Required work
Would you write out every record that follows exactly, with the pictures left out?

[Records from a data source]
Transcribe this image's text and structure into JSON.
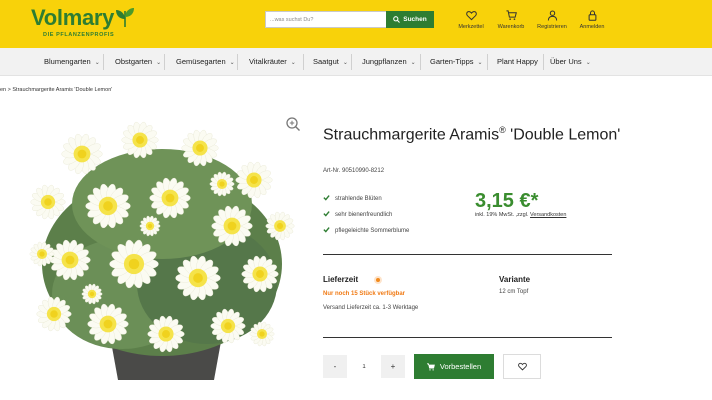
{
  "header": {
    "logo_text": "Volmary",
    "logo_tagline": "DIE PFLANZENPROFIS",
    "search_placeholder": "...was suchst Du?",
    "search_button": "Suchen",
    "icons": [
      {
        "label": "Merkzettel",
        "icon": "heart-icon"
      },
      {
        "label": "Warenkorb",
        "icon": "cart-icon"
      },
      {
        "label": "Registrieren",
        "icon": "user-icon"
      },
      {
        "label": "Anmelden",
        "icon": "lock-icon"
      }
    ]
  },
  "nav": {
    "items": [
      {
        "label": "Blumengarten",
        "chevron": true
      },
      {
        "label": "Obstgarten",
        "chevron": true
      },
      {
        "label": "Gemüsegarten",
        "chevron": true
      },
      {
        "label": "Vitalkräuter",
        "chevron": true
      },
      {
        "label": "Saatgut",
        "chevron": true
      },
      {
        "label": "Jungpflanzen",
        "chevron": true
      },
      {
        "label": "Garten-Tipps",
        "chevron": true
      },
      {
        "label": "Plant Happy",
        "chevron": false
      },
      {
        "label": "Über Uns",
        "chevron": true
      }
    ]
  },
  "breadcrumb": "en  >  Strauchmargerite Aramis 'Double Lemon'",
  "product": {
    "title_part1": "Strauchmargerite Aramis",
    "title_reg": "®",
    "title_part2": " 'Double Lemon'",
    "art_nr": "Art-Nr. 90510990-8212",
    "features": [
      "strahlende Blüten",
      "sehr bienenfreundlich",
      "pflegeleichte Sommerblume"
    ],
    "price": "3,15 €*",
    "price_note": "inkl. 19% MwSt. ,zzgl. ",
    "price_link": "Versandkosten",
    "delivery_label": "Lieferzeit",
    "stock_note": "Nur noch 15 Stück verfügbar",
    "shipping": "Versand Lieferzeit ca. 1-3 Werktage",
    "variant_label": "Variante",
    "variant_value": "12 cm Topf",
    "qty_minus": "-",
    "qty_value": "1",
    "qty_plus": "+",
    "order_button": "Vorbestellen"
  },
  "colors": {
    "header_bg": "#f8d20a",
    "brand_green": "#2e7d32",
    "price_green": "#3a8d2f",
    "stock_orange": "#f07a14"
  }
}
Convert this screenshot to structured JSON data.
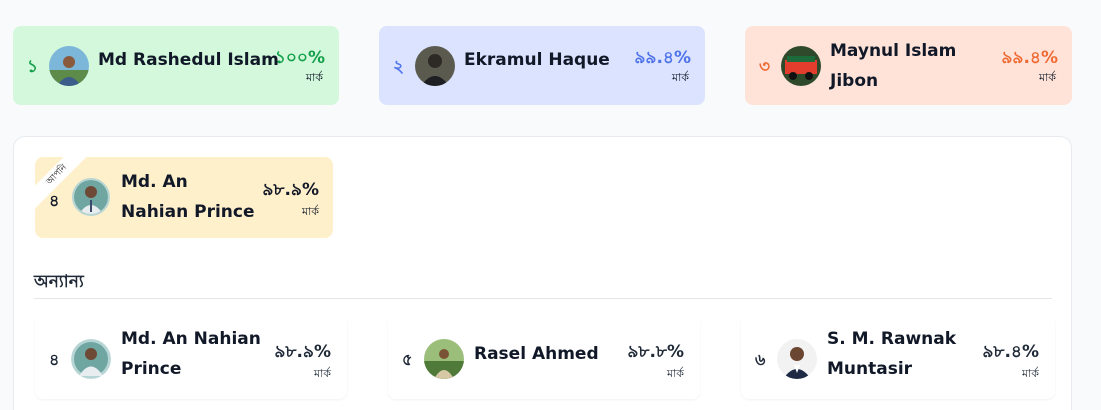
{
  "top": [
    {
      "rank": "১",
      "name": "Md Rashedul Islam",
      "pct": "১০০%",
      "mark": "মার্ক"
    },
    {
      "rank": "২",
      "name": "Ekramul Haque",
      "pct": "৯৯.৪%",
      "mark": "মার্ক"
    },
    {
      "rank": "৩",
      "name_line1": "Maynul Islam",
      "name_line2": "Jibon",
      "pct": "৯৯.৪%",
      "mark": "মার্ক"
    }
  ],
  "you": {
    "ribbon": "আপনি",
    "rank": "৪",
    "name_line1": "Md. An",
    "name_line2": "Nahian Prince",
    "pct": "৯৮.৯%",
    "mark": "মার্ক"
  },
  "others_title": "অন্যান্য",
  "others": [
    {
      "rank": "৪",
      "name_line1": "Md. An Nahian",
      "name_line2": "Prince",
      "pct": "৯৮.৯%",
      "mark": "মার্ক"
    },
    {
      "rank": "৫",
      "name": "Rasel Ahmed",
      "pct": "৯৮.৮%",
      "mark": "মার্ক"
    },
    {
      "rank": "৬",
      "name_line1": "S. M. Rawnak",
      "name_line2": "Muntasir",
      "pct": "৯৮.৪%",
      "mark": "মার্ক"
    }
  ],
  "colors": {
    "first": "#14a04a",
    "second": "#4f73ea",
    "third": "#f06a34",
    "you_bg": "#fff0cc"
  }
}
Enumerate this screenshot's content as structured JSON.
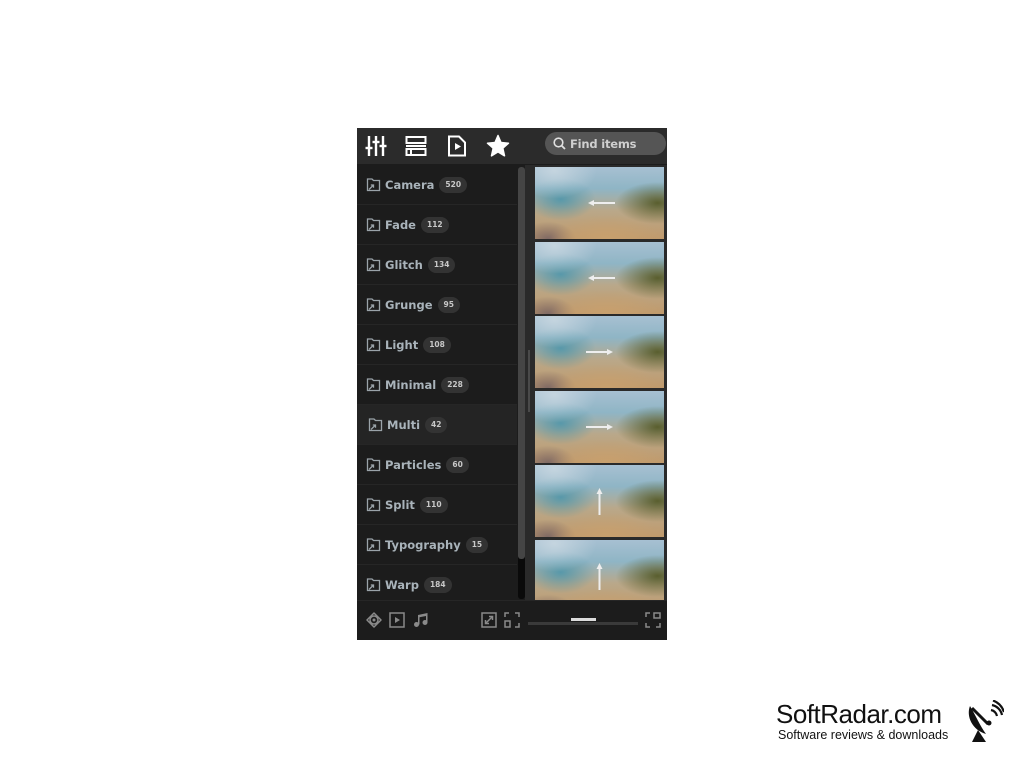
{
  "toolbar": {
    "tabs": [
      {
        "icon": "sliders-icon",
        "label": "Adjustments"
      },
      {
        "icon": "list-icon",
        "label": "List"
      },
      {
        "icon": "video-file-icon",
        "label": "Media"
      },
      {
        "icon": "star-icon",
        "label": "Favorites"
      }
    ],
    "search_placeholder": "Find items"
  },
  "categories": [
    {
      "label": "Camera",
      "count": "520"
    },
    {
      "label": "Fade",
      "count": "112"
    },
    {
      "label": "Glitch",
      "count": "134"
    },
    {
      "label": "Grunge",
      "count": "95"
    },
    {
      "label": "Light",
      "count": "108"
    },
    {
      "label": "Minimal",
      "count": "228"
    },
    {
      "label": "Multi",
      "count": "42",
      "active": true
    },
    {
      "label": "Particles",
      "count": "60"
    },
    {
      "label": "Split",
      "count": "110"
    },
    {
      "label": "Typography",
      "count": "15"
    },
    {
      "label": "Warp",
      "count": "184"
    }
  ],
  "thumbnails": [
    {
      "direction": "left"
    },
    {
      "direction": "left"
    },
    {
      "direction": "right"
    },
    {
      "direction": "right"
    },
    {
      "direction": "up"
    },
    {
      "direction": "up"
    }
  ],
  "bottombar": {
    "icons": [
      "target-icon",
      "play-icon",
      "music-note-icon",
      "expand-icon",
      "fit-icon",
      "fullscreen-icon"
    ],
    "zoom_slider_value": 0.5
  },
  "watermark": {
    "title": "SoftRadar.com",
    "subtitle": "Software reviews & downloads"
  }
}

Solution for this exercise
Transcribe this image's text and structure into JSON.
{
  "header": {
    "logo_text": "Volmary",
    "logo_tagline": "DIE PFLANZENPROFIS",
    "search_placeholder": "...was suchst Du?",
    "search_button": "Suchen",
    "icons": [
      {
        "label": "Merkzettel",
        "icon": "heart-icon"
      },
      {
        "label": "Warenkorb",
        "icon": "cart-icon"
      },
      {
        "label": "Registrieren",
        "icon": "user-icon"
      },
      {
        "label": "Anmelden",
        "icon": "lock-icon"
      }
    ]
  },
  "nav": {
    "items": [
      {
        "label": "Blumengarten",
        "chevron": true
      },
      {
        "label": "Obstgarten",
        "chevron": true
      },
      {
        "label": "Gemüsegarten",
        "chevron": true
      },
      {
        "label": "Vitalkräuter",
        "chevron": true
      },
      {
        "label": "Saatgut",
        "chevron": true
      },
      {
        "label": "Jungpflanzen",
        "chevron": true
      },
      {
        "label": "Garten-Tipps",
        "chevron": true
      },
      {
        "label": "Plant Happy",
        "chevron": false
      },
      {
        "label": "Über Uns",
        "chevron": true
      }
    ]
  },
  "breadcrumb": "en  >  Strauchmargerite Aramis 'Double Lemon'",
  "product": {
    "title_part1": "Strauchmargerite Aramis",
    "title_reg": "®",
    "title_part2": " 'Double Lemon'",
    "art_nr": "Art-Nr. 90510990-8212",
    "features": [
      "strahlende Blüten",
      "sehr bienenfreundlich",
      "pflegeleichte Sommerblume"
    ],
    "price": "3,15 €*",
    "price_note": "inkl. 19% MwSt. ,zzgl. ",
    "price_link": "Versandkosten",
    "delivery_label": "Lieferzeit",
    "stock_note": "Nur noch 15 Stück verfügbar",
    "shipping": "Versand Lieferzeit ca. 1-3 Werktage",
    "variant_label": "Variante",
    "variant_value": "12 cm Topf",
    "qty_minus": "-",
    "qty_value": "1",
    "qty_plus": "+",
    "order_button": "Vorbestellen"
  },
  "colors": {
    "header_bg": "#f8d20a",
    "brand_green": "#2e7d32",
    "price_green": "#3a8d2f",
    "stock_orange": "#f07a14"
  }
}
Convert this screenshot to structured JSON data.
{
  "top": [
    {
      "rank": "১",
      "name": "Md Rashedul Islam",
      "pct": "১০০%",
      "mark": "মার্ক"
    },
    {
      "rank": "২",
      "name": "Ekramul Haque",
      "pct": "৯৯.৪%",
      "mark": "মার্ক"
    },
    {
      "rank": "৩",
      "name_line1": "Maynul Islam",
      "name_line2": "Jibon",
      "pct": "৯৯.৪%",
      "mark": "মার্ক"
    }
  ],
  "you": {
    "ribbon": "আপনি",
    "rank": "৪",
    "name_line1": "Md. An",
    "name_line2": "Nahian Prince",
    "pct": "৯৮.৯%",
    "mark": "মার্ক"
  },
  "others_title": "অন্যান্য",
  "others": [
    {
      "rank": "৪",
      "name_line1": "Md. An Nahian",
      "name_line2": "Prince",
      "pct": "৯৮.৯%",
      "mark": "মার্ক"
    },
    {
      "rank": "৫",
      "name": "Rasel Ahmed",
      "pct": "৯৮.৮%",
      "mark": "মার্ক"
    },
    {
      "rank": "৬",
      "name_line1": "S. M. Rawnak",
      "name_line2": "Muntasir",
      "pct": "৯৮.৪%",
      "mark": "মার্ক"
    }
  ],
  "colors": {
    "first": "#14a04a",
    "second": "#4f73ea",
    "third": "#f06a34",
    "you_bg": "#fff0cc"
  }
}
Enumerate this screenshot's content as structured JSON.
{
  "toolbar": {
    "tabs": [
      {
        "icon": "sliders-icon",
        "label": "Adjustments"
      },
      {
        "icon": "list-icon",
        "label": "List"
      },
      {
        "icon": "video-file-icon",
        "label": "Media"
      },
      {
        "icon": "star-icon",
        "label": "Favorites"
      }
    ],
    "search_placeholder": "Find items"
  },
  "categories": [
    {
      "label": "Camera",
      "count": "520"
    },
    {
      "label": "Fade",
      "count": "112"
    },
    {
      "label": "Glitch",
      "count": "134"
    },
    {
      "label": "Grunge",
      "count": "95"
    },
    {
      "label": "Light",
      "count": "108"
    },
    {
      "label": "Minimal",
      "count": "228"
    },
    {
      "label": "Multi",
      "count": "42",
      "active": true
    },
    {
      "label": "Particles",
      "count": "60"
    },
    {
      "label": "Split",
      "count": "110"
    },
    {
      "label": "Typography",
      "count": "15"
    },
    {
      "label": "Warp",
      "count": "184"
    }
  ],
  "thumbnails": [
    {
      "direction": "left"
    },
    {
      "direction": "left"
    },
    {
      "direction": "right"
    },
    {
      "direction": "right"
    },
    {
      "direction": "up"
    },
    {
      "direction": "up"
    }
  ],
  "bottombar": {
    "icons": [
      "target-icon",
      "play-icon",
      "music-note-icon",
      "expand-icon",
      "fit-icon",
      "fullscreen-icon"
    ],
    "zoom_slider_value": 0.5
  },
  "watermark": {
    "title": "SoftRadar.com",
    "subtitle": "Software reviews & downloads"
  }
}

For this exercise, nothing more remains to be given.